_PROBLEM DETAILS:_
Where does the string "analyze" occur in the records? Copy each line that holds it.

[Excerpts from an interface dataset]

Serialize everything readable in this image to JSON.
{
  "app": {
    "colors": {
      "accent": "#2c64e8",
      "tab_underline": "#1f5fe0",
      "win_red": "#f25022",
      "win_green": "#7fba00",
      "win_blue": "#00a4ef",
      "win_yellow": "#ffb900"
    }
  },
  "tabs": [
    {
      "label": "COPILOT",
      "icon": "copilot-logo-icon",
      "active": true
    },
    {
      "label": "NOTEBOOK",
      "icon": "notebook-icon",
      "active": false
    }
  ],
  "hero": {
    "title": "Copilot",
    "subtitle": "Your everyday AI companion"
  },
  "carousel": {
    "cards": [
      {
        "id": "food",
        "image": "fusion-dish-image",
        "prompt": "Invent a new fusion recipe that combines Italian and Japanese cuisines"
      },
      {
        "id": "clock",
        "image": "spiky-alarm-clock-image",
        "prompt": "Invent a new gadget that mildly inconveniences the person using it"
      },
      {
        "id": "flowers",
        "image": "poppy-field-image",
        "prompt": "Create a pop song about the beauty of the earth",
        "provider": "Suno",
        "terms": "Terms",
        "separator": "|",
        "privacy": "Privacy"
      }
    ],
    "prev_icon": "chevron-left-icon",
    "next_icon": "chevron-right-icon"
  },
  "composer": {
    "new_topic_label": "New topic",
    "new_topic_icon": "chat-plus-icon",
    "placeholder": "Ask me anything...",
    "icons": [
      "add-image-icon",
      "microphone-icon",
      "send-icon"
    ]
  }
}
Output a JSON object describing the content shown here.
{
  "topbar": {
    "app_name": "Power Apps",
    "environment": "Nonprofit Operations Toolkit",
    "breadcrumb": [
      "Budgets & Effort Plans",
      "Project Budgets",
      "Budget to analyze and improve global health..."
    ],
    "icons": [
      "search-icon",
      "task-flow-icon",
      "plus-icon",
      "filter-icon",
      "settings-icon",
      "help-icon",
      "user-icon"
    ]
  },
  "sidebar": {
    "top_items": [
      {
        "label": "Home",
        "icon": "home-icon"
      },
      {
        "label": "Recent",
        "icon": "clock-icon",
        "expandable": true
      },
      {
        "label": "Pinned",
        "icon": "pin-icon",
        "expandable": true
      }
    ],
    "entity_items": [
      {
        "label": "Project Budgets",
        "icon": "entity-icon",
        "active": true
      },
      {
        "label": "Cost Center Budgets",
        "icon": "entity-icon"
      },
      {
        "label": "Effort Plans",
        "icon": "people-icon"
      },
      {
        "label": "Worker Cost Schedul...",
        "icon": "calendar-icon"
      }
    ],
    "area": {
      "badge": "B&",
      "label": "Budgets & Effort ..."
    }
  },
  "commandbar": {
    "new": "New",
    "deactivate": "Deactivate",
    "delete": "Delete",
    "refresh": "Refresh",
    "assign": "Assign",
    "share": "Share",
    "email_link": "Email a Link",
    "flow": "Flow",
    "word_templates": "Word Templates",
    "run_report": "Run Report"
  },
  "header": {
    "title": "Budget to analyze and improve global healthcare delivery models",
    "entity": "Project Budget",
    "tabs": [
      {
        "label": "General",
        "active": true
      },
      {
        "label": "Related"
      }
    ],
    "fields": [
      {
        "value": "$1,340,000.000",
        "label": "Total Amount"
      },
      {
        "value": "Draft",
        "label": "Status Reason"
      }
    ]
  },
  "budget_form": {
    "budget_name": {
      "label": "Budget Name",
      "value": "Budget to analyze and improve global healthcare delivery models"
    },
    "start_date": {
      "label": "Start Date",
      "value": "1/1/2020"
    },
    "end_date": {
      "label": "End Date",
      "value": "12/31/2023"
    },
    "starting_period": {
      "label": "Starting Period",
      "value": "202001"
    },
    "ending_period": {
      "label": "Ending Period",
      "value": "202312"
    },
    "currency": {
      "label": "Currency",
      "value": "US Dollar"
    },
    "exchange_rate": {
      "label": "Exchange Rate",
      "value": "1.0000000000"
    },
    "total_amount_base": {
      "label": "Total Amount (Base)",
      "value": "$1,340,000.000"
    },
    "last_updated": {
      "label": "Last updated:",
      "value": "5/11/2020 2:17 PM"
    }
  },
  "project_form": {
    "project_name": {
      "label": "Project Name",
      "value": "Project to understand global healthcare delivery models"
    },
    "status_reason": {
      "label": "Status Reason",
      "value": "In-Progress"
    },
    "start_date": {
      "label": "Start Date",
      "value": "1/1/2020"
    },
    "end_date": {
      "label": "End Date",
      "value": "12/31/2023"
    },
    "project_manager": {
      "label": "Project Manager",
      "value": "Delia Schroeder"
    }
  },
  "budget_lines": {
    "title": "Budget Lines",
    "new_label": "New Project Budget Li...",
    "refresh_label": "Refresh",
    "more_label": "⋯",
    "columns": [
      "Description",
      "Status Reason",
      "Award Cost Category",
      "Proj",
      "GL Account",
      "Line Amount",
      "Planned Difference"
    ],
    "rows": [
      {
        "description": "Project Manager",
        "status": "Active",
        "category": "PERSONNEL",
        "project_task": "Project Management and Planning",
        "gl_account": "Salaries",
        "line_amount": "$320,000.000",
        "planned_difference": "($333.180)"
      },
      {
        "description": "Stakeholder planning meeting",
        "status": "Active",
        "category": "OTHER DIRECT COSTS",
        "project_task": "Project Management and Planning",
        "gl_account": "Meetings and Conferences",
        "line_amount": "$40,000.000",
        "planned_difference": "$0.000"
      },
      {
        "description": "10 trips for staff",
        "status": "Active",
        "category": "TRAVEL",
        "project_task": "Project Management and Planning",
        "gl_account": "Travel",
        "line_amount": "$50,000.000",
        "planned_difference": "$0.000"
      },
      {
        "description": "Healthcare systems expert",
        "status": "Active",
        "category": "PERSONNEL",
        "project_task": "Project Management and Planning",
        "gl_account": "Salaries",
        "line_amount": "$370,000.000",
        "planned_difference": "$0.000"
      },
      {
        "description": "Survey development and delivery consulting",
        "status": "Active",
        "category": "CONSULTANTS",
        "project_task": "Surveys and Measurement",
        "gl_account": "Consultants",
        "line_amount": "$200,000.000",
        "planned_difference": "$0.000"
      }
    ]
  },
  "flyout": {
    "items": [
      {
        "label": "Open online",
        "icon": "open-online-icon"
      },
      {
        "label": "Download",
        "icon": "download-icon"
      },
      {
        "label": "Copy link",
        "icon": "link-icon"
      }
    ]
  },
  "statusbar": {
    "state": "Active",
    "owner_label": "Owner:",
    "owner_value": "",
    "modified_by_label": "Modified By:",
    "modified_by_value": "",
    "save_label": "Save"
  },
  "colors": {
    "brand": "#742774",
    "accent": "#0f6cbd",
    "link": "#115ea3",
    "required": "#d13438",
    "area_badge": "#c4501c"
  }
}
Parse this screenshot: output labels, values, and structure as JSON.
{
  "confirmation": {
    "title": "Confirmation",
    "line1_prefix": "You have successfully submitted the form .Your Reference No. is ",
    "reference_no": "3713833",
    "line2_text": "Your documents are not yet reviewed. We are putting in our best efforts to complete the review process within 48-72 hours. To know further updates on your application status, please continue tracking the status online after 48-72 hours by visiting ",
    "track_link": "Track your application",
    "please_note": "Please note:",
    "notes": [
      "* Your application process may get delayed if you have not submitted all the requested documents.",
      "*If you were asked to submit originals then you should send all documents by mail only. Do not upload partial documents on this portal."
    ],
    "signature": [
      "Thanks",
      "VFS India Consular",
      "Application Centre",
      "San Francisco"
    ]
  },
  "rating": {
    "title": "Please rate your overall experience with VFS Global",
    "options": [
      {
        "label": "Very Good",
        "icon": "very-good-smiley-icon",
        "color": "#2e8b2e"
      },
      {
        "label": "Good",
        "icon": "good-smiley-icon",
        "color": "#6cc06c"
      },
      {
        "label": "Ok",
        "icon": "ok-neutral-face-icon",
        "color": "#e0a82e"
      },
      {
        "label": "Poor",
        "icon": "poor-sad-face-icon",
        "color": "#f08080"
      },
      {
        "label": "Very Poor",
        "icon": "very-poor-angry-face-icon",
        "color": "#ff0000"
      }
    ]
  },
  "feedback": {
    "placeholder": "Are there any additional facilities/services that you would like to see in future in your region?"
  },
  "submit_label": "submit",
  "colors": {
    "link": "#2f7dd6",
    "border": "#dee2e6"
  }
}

_RESULT FOR THIS TASK:_
      "Budget to analyze and improve global health..."
    "title": "Budget to analyze and improve global healthcare delivery models",
      "value": "Budget to analyze and improve global healthcare delivery models"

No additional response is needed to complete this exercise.